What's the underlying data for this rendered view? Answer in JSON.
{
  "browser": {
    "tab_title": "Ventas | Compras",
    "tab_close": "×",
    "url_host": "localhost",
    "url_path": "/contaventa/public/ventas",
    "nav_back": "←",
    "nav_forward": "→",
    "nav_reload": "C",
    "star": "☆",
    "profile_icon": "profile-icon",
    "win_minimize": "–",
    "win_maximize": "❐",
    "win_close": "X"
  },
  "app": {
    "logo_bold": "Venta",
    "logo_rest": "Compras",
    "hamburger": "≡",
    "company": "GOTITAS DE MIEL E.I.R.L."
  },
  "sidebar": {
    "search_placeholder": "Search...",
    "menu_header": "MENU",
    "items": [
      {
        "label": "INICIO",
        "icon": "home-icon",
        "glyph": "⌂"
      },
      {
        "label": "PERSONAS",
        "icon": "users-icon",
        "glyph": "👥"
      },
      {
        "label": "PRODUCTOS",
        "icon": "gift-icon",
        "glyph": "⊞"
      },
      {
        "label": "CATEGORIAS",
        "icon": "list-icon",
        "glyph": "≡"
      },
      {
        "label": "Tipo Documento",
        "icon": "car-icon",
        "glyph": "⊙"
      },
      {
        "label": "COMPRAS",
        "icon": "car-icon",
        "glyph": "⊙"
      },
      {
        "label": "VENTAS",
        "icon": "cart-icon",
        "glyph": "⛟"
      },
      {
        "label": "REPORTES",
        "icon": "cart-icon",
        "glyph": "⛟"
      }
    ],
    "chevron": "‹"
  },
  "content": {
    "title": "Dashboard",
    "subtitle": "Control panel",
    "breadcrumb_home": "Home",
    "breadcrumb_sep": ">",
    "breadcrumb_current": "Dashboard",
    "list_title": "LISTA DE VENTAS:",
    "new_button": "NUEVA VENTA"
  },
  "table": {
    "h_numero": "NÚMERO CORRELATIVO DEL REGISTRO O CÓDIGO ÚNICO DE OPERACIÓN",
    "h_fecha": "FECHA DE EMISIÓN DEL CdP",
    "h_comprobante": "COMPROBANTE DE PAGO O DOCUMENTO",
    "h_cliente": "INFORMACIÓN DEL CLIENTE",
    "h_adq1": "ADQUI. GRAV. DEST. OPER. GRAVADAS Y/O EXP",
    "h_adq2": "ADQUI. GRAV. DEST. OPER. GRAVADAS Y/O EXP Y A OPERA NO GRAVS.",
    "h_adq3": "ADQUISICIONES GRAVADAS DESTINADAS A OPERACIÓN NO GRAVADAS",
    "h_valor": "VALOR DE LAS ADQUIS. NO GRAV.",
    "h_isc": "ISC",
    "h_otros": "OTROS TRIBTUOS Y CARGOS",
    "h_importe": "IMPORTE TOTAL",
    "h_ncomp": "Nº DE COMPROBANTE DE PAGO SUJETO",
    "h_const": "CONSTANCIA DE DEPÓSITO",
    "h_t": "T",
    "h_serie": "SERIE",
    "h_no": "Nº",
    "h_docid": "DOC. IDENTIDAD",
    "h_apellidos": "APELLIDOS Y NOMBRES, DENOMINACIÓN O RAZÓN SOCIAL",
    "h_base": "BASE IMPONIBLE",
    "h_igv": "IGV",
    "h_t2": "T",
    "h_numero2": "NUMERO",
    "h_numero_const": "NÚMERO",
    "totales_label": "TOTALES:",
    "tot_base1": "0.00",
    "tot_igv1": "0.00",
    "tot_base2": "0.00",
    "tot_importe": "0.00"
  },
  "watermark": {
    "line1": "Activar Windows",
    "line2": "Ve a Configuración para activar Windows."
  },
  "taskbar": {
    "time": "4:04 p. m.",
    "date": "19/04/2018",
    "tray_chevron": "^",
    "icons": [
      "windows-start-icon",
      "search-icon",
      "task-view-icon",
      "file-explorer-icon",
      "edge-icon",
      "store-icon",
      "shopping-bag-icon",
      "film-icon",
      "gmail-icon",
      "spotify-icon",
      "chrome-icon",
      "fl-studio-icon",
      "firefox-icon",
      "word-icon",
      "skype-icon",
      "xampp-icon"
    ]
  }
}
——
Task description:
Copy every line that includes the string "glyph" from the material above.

Exercise response:
        "glyph": "⌂"
        "glyph": "👥"
        "glyph": "⊞"
        "glyph": "≡"
        "glyph": "⊙"
        "glyph": "⊙"
        "glyph": "⛟"
        "glyph": "⛟"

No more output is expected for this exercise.